**Aim of the task**
Print every entry again exactly, with no pictures.

**Supplied data**
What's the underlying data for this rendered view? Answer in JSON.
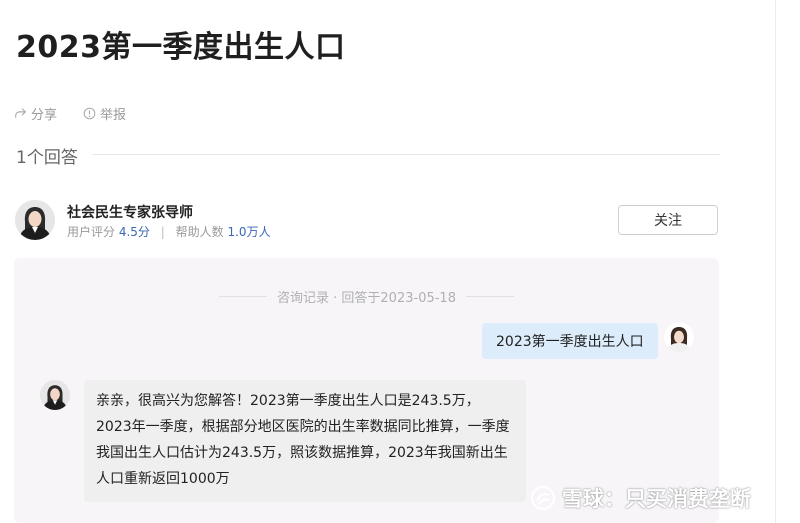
{
  "page": {
    "title": "2023第一季度出生人口"
  },
  "actions": {
    "share_label": "分享",
    "report_label": "举报"
  },
  "answers": {
    "count_label": "1个回答"
  },
  "expert": {
    "name": "社会民生专家张导师",
    "rating_label": "用户评分",
    "rating_value": "4.5分",
    "helped_label": "帮助人数",
    "helped_value": "1.0万人",
    "follow_label": "关注"
  },
  "chat": {
    "record_label": "咨询记录 · 回答于2023-05-18",
    "question": "2023第一季度出生人口",
    "answer": "亲亲，很高兴为您解答！2023第一季度出生人口是243.5万，2023年一季度，根据部分地区医院的出生率数据同比推算，一季度我国出生人口估计为243.5万，照该数据推算，2023年我国新出生人口重新返回1000万"
  },
  "watermark": {
    "text": "雪球：只买消费垄断"
  },
  "icons": {
    "share": "share-icon",
    "report": "report-icon",
    "snowball": "snowball-logo-icon"
  },
  "colors": {
    "question_bubble": "#dcecfa",
    "answer_bubble": "#efefef",
    "link_blue": "#3a67b6",
    "panel": "#f7f5f8"
  }
}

**Result of the task**
What's the underlying data for this rendered view? Answer in JSON.
{
  "page": {
    "title": "2023第一季度出生人口"
  },
  "actions": {
    "share_label": "分享",
    "report_label": "举报"
  },
  "answers": {
    "count_label": "1个回答"
  },
  "expert": {
    "name": "社会民生专家张导师",
    "rating_label": "用户评分",
    "rating_value": "4.5分",
    "helped_label": "帮助人数",
    "helped_value": "1.0万人",
    "follow_label": "关注"
  },
  "chat": {
    "record_label": "咨询记录 · 回答于2023-05-18",
    "question": "2023第一季度出生人口",
    "answer": "亲亲，很高兴为您解答！2023第一季度出生人口是243.5万，2023年一季度，根据部分地区医院的出生率数据同比推算，一季度我国出生人口估计为243.5万，照该数据推算，2023年我国新出生人口重新返回1000万"
  },
  "watermark": {
    "text": "雪球：只买消费垄断"
  },
  "icons": {
    "share": "share-icon",
    "report": "report-icon",
    "snowball": "snowball-logo-icon"
  },
  "colors": {
    "question_bubble": "#dcecfa",
    "answer_bubble": "#efefef",
    "link_blue": "#3a67b6",
    "panel": "#f7f5f8"
  }
}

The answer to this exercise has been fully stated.